March 2001

Decreased Cortisol Levels in Adolescent Girls With Conduct Disorder

Author Affiliations

From the Departments of Psychiatry (Drs Pajer, Gardner, and Perel and Mr Neal) and Medicine (Dr Gardner), University of Pittsburgh School of Medicine, Pittsburgh, Pa; and Center for Neurosciences Research, Allegheny General Hospital, Pittsburgh (Dr Rubin).

Arch Gen Psychiatry. 2001;58(3):297-302. doi:10.1001/archpsyc.58.3.297

Background  Female adolescent antisocial behavior is increasing, but little is known about the neuroendocrinologic aspects of this disorder. On the basis of reports of decreased cortisol levels in antisocial males, we investigated morning plasma cortisol levels in adolescent girls with conduct disorder (CD).

Methods  Three plasma samples for cortisol levels were taken every 20 minutes between 8 and 9 AM in 47 adolescent girls with CD (mean ± SD age, 16.5 ± 0.9 years) and 37 normal control girls (mean age, 16.0 ± 0.8 years). All blood was drawn within 72 hours after the onset of menstrual flow.

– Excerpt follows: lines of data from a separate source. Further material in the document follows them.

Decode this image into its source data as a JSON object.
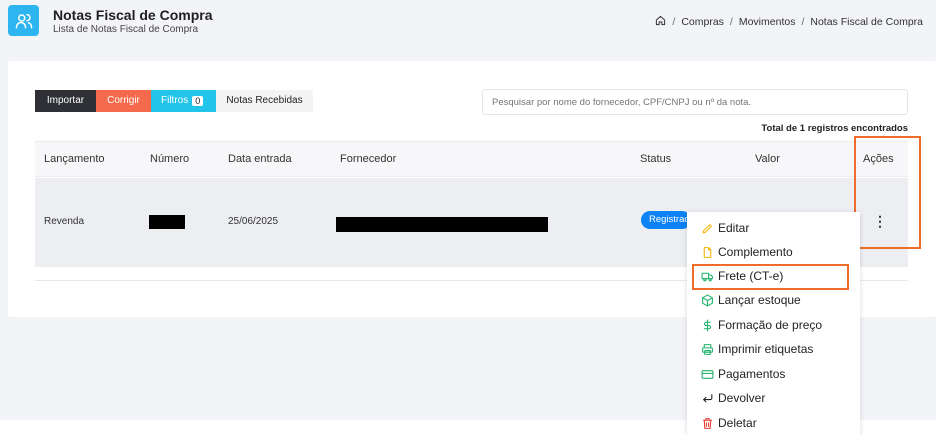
{
  "header": {
    "title": "Notas Fiscal de Compra",
    "subtitle": "Lista de Notas Fiscal de Compra",
    "icon": "users-icon",
    "breadcrumb": [
      "Compras",
      "Movimentos",
      "Notas Fiscal de Compra"
    ],
    "separator": "/"
  },
  "toolbar": {
    "importar": "Importar",
    "corrigir": "Corrigir",
    "filtros": "Filtros",
    "filtros_count": "0",
    "recebidas": "Notas Recebidas"
  },
  "search": {
    "placeholder": "Pesquisar por nome do fornecedor, CPF/CNPJ ou nº da nota."
  },
  "total": "Total de 1 registros encontrados",
  "table": {
    "columns": [
      "Lançamento",
      "Número",
      "Data entrada",
      "Fornecedor",
      "Status",
      "Valor",
      "Ações"
    ],
    "rows": [
      {
        "lancamento": "Revenda",
        "numero": "",
        "data_entrada": "25/06/2025",
        "fornecedor": "",
        "status": "Registrada",
        "valor": ""
      }
    ]
  },
  "actions_menu": {
    "trigger": "⋮",
    "items": [
      {
        "label": "Editar",
        "icon": "pencil-icon",
        "color": "#f2b705"
      },
      {
        "label": "Complemento",
        "icon": "file-icon",
        "color": "#f2b705"
      },
      {
        "label": "Frete (CT-e)",
        "icon": "truck-icon",
        "color": "#20b26b"
      },
      {
        "label": "Lançar estoque",
        "icon": "box-icon",
        "color": "#20b26b"
      },
      {
        "label": "Formação de preço",
        "icon": "dollar-icon",
        "color": "#20b26b"
      },
      {
        "label": "Imprimir etiquetas",
        "icon": "printer-icon",
        "color": "#20b26b"
      },
      {
        "label": "Pagamentos",
        "icon": "credit-card-icon",
        "color": "#20b26b"
      },
      {
        "label": "Devolver",
        "icon": "return-arrow-icon",
        "color": "#222222"
      },
      {
        "label": "Deletar",
        "icon": "trash-icon",
        "color": "#e53935"
      }
    ]
  },
  "colors": {
    "accent": "#2db5f0",
    "importar": "#2e3035",
    "corrigir": "#f56a4c",
    "filtros": "#22c4ea",
    "status": "#0d82f5",
    "highlight": "#ef6c2a"
  }
}
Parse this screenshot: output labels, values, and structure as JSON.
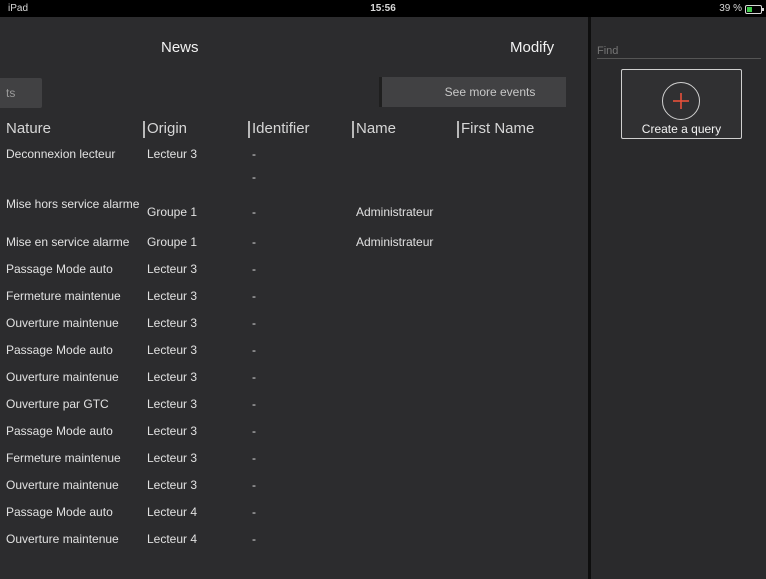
{
  "status_bar": {
    "device": "iPad",
    "time": "15:56",
    "battery_text": "39 %",
    "battery_level": 0.39,
    "battery_color": "#3ec94a"
  },
  "nav": {
    "title": "News",
    "modify": "Modify"
  },
  "toolbar": {
    "left_button": "ts",
    "see_more": "See more events"
  },
  "table": {
    "headers": [
      "Nature",
      "Origin",
      "Identifier",
      "Name",
      "First Name"
    ],
    "rows": [
      {
        "nature": "Deconnexion lecteur",
        "origin": "Lecteur 3",
        "identifier": "-",
        "name": "",
        "first_name": ""
      },
      {
        "nature": "",
        "origin": "",
        "identifier": "-",
        "name": "",
        "first_name": ""
      },
      {
        "nature": "Mise hors service alarme",
        "origin": "Groupe 1",
        "identifier": "-",
        "name": "Administrateur",
        "first_name": ""
      },
      {
        "nature": "Mise en service alarme",
        "origin": "Groupe 1",
        "identifier": "-",
        "name": "Administrateur",
        "first_name": ""
      },
      {
        "nature": "Passage Mode auto",
        "origin": "Lecteur 3",
        "identifier": "-",
        "name": "",
        "first_name": ""
      },
      {
        "nature": "Fermeture maintenue",
        "origin": "Lecteur 3",
        "identifier": "-",
        "name": "",
        "first_name": ""
      },
      {
        "nature": "Ouverture maintenue",
        "origin": "Lecteur 3",
        "identifier": "-",
        "name": "",
        "first_name": ""
      },
      {
        "nature": "Passage Mode auto",
        "origin": "Lecteur 3",
        "identifier": "-",
        "name": "",
        "first_name": ""
      },
      {
        "nature": "Ouverture maintenue",
        "origin": "Lecteur 3",
        "identifier": "-",
        "name": "",
        "first_name": ""
      },
      {
        "nature": "Ouverture par GTC",
        "origin": "Lecteur 3",
        "identifier": "-",
        "name": "",
        "first_name": ""
      },
      {
        "nature": "Passage Mode auto",
        "origin": "Lecteur 3",
        "identifier": "-",
        "name": "",
        "first_name": ""
      },
      {
        "nature": "Fermeture maintenue",
        "origin": "Lecteur 3",
        "identifier": "-",
        "name": "",
        "first_name": ""
      },
      {
        "nature": "Ouverture maintenue",
        "origin": "Lecteur 3",
        "identifier": "-",
        "name": "",
        "first_name": ""
      },
      {
        "nature": "Passage Mode auto",
        "origin": "Lecteur 4",
        "identifier": "-",
        "name": "",
        "first_name": ""
      },
      {
        "nature": "Ouverture maintenue",
        "origin": "Lecteur 4",
        "identifier": "-",
        "name": "",
        "first_name": ""
      }
    ]
  },
  "sidebar": {
    "search_placeholder": "Find",
    "create_query": "Create a query",
    "accent_color": "#e8503a",
    "plus_icon": "plus-circle-icon"
  }
}
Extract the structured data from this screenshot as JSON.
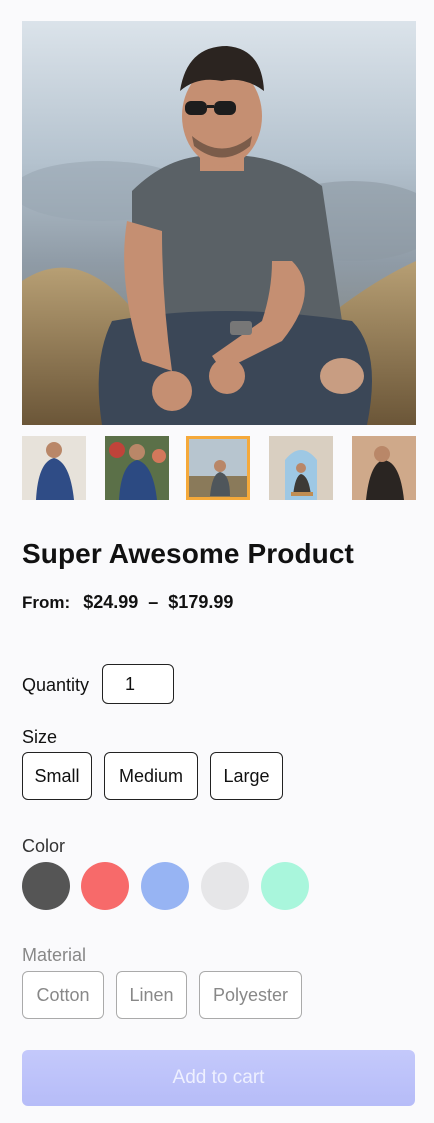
{
  "product": {
    "title": "Super Awesome Product",
    "price_prefix": "From:",
    "price_min": "$24.99",
    "price_sep": "–",
    "price_max": "$179.99"
  },
  "gallery": {
    "main_image": "man-in-sunglasses-crouching-on-hill-photo",
    "thumbnails": [
      {
        "name": "man-blue-denim-shirt-photo"
      },
      {
        "name": "man-blue-shirt-garden-photo"
      },
      {
        "name": "man-crouching-city-view-photo",
        "selected": true
      },
      {
        "name": "man-seated-arch-photo"
      },
      {
        "name": "man-leather-jacket-crouching-photo"
      }
    ],
    "selected_color": "#f5a93a"
  },
  "quantity": {
    "label": "Quantity",
    "value": "1"
  },
  "size": {
    "label": "Size",
    "options": [
      "Small",
      "Medium",
      "Large"
    ]
  },
  "color": {
    "label": "Color",
    "swatches": [
      "#555555",
      "#f76a6a",
      "#97b4f3",
      "#e6e6e8",
      "#a9f6dc"
    ]
  },
  "material": {
    "label": "Material",
    "options": [
      "Cotton",
      "Linen",
      "Polyester"
    ]
  },
  "cart": {
    "label": "Add to cart",
    "color": "#b9bef9"
  }
}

Results  Girls with CD had significantly lower cortisol levels than girls in the normal control group at all 3 sampling times. This finding was not due to procedural factors, demographic characteristics, or the use of medications. The girls with CD who had no other psychiatric problems had lower cortisol levels than girls with other disorders or those in the normal control group. In the multiple regression analysis, having CD predicted 10% of the variance in cortisol levels.

Conclusions  Morning plasma cortisol levels were significantly diminished in adolescent girls with CD. Decreased cortisol levels appear to be most strongly associated with antisocial girls who do not have other psychiatric disorders.